Give only a number in reply. It should be how many lines in the records contain the string "your".
[Material shown Boundary: Start]
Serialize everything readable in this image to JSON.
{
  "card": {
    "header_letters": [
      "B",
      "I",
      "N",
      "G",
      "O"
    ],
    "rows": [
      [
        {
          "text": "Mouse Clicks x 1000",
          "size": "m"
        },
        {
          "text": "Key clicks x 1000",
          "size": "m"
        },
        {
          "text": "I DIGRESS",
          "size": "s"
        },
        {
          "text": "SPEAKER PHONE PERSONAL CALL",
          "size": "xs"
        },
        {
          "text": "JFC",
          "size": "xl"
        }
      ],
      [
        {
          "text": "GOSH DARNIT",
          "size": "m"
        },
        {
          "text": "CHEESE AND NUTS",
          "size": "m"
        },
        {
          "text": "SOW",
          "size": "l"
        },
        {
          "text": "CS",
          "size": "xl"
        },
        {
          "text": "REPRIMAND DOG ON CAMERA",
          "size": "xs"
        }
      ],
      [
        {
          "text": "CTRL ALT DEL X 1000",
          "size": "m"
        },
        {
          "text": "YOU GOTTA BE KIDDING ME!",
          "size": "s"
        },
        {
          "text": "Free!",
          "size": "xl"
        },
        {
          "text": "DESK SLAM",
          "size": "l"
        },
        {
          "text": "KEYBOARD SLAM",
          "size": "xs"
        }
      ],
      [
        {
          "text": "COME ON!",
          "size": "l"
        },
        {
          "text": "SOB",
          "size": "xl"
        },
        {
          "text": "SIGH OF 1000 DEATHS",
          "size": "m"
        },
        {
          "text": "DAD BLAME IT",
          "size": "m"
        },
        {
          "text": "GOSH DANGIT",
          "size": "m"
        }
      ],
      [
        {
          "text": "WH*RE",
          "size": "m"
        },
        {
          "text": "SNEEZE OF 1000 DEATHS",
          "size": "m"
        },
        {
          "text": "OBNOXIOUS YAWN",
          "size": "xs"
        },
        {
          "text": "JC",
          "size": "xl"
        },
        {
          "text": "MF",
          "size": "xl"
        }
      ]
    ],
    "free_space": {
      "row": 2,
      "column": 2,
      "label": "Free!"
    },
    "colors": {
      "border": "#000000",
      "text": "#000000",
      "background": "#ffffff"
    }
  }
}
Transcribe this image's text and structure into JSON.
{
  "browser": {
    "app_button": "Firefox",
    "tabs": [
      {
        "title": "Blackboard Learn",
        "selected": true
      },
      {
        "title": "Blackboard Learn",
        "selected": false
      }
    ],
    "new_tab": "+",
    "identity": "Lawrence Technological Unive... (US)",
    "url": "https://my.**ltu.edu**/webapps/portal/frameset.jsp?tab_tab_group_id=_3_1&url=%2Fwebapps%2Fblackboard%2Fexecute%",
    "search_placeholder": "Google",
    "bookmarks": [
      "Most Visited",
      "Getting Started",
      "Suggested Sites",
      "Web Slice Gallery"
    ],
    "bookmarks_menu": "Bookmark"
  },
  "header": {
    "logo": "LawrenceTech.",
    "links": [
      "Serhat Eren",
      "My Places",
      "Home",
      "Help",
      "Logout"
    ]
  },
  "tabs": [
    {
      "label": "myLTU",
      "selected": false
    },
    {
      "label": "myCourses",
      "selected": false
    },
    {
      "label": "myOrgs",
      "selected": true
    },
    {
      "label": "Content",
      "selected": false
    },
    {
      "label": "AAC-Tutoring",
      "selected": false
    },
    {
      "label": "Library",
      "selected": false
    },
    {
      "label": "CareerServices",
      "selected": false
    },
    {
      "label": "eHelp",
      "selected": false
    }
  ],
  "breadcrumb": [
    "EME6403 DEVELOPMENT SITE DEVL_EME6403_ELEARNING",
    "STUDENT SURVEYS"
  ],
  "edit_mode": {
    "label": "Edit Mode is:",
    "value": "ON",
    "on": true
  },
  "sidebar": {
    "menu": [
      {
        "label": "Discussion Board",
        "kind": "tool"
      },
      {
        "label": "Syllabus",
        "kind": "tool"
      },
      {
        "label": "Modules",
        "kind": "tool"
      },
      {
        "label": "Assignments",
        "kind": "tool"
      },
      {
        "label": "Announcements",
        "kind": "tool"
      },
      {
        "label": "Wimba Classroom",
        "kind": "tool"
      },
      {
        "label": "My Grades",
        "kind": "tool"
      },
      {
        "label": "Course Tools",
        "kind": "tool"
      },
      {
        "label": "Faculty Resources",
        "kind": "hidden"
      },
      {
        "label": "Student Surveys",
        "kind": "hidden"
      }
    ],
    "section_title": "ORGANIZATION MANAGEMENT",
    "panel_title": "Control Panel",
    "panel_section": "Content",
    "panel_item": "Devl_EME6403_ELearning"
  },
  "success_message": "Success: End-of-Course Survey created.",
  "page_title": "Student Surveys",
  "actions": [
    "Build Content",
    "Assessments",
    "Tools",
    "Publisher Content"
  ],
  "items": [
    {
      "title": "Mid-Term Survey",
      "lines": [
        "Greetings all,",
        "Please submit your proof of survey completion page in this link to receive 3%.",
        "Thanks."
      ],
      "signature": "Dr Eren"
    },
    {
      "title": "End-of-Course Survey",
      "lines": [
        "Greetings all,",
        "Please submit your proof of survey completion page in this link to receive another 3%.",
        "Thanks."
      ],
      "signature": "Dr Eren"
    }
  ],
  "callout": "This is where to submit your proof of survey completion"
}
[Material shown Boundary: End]
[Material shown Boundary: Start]
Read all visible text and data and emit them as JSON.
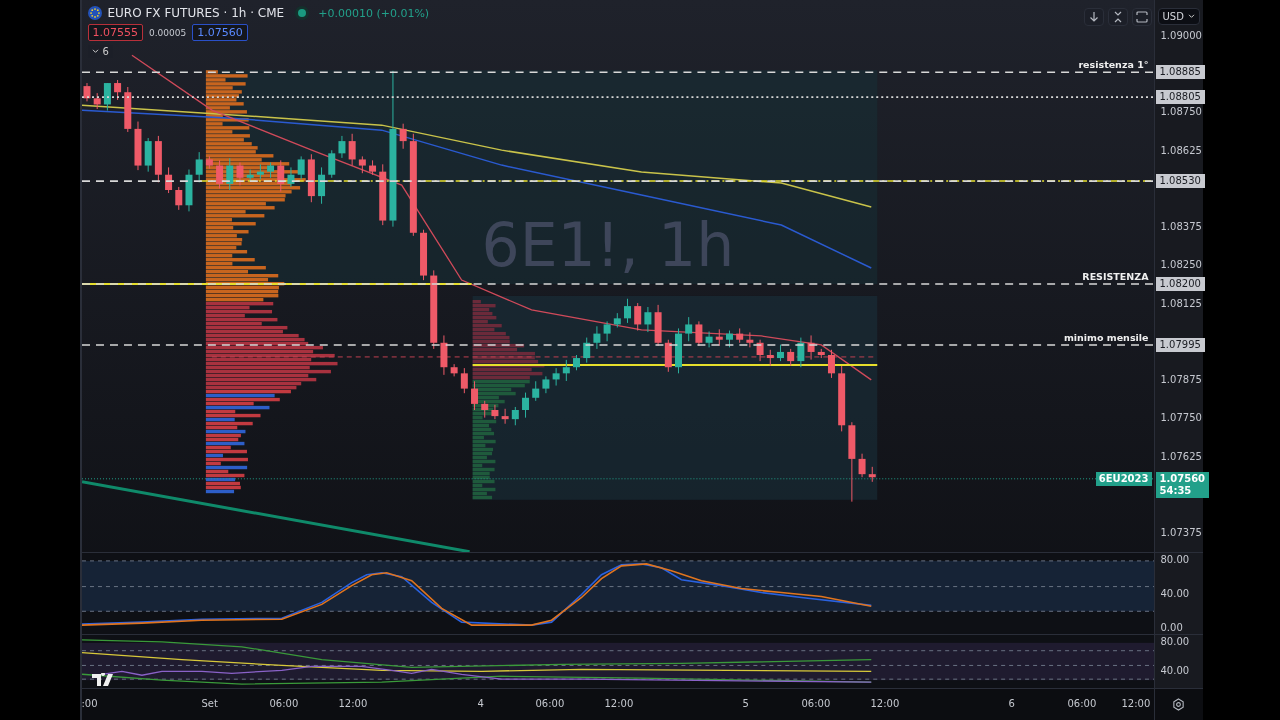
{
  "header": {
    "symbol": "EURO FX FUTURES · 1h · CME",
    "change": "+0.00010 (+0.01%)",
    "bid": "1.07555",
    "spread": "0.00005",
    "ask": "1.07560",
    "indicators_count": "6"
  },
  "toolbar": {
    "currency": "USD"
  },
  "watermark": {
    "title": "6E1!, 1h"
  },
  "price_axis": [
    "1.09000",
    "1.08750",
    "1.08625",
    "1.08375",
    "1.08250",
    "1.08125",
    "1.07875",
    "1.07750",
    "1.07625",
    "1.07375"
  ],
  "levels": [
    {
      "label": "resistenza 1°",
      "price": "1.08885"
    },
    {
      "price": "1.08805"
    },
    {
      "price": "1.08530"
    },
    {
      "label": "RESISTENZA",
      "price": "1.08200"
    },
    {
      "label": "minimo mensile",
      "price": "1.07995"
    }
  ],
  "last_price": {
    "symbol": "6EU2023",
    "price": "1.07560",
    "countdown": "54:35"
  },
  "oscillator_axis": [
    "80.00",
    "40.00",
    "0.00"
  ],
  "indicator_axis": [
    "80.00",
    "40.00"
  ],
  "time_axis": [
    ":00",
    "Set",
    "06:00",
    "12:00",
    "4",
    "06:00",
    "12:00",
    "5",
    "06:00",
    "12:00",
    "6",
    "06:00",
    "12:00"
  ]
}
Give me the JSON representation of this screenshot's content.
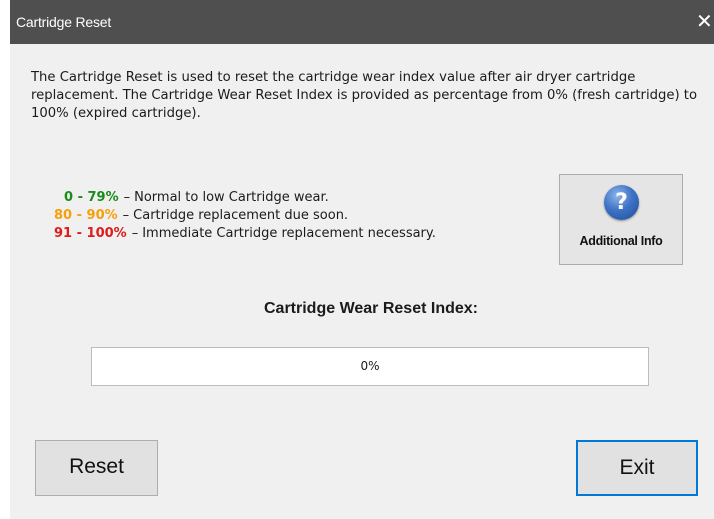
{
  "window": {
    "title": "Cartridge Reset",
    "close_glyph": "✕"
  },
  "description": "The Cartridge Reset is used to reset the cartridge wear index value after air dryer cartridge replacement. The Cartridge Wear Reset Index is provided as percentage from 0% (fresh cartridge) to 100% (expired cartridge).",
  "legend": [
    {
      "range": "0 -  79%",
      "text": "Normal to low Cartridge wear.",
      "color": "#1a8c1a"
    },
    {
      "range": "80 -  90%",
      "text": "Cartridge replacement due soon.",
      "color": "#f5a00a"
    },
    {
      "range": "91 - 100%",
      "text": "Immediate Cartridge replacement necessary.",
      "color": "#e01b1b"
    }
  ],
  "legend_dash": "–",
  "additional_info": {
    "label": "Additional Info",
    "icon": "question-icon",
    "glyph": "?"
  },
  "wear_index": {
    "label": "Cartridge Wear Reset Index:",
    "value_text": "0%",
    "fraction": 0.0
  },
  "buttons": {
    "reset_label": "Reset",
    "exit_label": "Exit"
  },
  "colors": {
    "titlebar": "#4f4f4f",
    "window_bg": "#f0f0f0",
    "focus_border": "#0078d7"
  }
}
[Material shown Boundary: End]
- [Answer] 3